Another part of the offense that has been tailored to Wentz is the autonomy the quarterback has at the line of scrimmage. Wentz has been able to make calls and checks pre-snap based on what the defense shows. It seems like Foles will have that same ability, which is something he's excited about. 

"Understand this, he's a veteran player who has played and won a lot of games, not only here, but other places that he's been," Pederson said. "Nick's a highly intelligent football player."

Pederson said he and Foles will talk weekly to make sure his quarterback is comfortable with the plays that go into the game plan. So, theoretically, things could be different.
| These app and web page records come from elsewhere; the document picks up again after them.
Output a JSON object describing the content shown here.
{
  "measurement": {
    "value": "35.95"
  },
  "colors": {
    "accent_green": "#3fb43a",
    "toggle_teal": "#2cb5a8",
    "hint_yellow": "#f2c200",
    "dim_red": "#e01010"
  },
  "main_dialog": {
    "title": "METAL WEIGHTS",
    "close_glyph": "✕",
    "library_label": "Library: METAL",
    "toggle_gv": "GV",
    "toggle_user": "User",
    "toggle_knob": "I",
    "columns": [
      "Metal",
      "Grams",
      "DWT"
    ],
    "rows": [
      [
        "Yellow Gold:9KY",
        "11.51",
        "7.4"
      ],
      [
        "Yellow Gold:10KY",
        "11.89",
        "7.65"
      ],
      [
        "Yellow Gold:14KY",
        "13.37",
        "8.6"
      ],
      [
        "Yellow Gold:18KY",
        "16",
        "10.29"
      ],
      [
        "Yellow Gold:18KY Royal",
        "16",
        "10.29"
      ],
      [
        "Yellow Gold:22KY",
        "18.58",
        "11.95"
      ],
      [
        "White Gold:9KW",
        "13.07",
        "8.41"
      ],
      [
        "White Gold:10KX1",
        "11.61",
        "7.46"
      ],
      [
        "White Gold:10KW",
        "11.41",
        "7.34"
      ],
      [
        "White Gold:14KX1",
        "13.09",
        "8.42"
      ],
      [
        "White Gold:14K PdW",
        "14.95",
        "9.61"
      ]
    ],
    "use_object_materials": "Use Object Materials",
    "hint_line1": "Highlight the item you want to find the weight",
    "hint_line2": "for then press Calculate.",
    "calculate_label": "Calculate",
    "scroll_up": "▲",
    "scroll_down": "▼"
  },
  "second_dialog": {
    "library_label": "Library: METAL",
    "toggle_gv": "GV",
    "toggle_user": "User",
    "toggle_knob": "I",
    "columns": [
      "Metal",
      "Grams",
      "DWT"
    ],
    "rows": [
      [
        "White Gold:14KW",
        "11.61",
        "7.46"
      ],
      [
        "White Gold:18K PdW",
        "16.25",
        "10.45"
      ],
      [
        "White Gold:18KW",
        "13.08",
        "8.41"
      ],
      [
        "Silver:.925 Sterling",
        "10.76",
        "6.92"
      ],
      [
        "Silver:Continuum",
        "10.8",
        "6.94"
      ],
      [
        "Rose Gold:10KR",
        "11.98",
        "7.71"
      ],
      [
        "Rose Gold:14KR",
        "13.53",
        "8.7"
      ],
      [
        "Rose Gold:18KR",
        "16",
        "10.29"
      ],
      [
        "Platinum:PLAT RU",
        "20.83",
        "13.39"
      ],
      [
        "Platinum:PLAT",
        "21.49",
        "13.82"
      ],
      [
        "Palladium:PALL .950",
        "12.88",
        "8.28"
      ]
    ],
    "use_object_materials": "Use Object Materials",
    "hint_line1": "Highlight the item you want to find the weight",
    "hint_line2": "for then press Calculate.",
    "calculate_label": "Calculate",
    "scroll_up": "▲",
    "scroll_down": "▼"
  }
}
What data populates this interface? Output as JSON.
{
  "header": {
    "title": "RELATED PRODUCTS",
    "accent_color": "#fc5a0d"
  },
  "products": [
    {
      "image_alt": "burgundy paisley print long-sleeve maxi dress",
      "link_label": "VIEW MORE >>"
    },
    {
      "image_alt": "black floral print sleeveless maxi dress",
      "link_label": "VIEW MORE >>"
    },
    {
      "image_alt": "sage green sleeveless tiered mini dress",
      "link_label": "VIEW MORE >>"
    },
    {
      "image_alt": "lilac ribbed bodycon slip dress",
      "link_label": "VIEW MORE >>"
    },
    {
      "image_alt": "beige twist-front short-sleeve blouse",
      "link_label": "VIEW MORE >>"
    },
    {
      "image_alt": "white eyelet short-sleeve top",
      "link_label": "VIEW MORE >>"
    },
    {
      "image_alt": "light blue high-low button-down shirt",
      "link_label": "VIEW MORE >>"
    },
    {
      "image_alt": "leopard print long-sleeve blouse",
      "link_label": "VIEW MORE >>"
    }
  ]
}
But based on what the offensive leaders of the team have said, don't expect wholesale changes. 

Now, what might change about the offense isn't necessarily by design. Because of Wentz's unique physical gifts and escapability, he's able to make incredible plays. The escape in Washington, the throw to Corey Clement in the end zone, the deep flick down the sideline in Seattle, those are plays only a handful of guys in the world can make. It would be unfair to expect Foles to make them. 

But as far as game-planning goes, the Eagles are going to do what they've done. 

"I feel comfortable in this offense," Foles said. "I love this offense. We're going to run this offense. Nothing's going to change."

Foles dealt with elbow soreness during the summer, but says his elbow now feels "amazing" and is not an issue. That's good news for the Eagles, because at least Foles has plenty of starting experience. His backup, Nate Sudfeld, has never even been active for an NFL game. 

The Eagles' hopes in 2017 rest on the shoulders of Foles. 

"I've always been a gunslinger, just let it rip," Foles said. "That's what I'm going to do. I'm going to play loose, count on the guys, lead this team. There's no other place I'd rather be. That's why I came back here. ... I'm ready to step up and help this team win."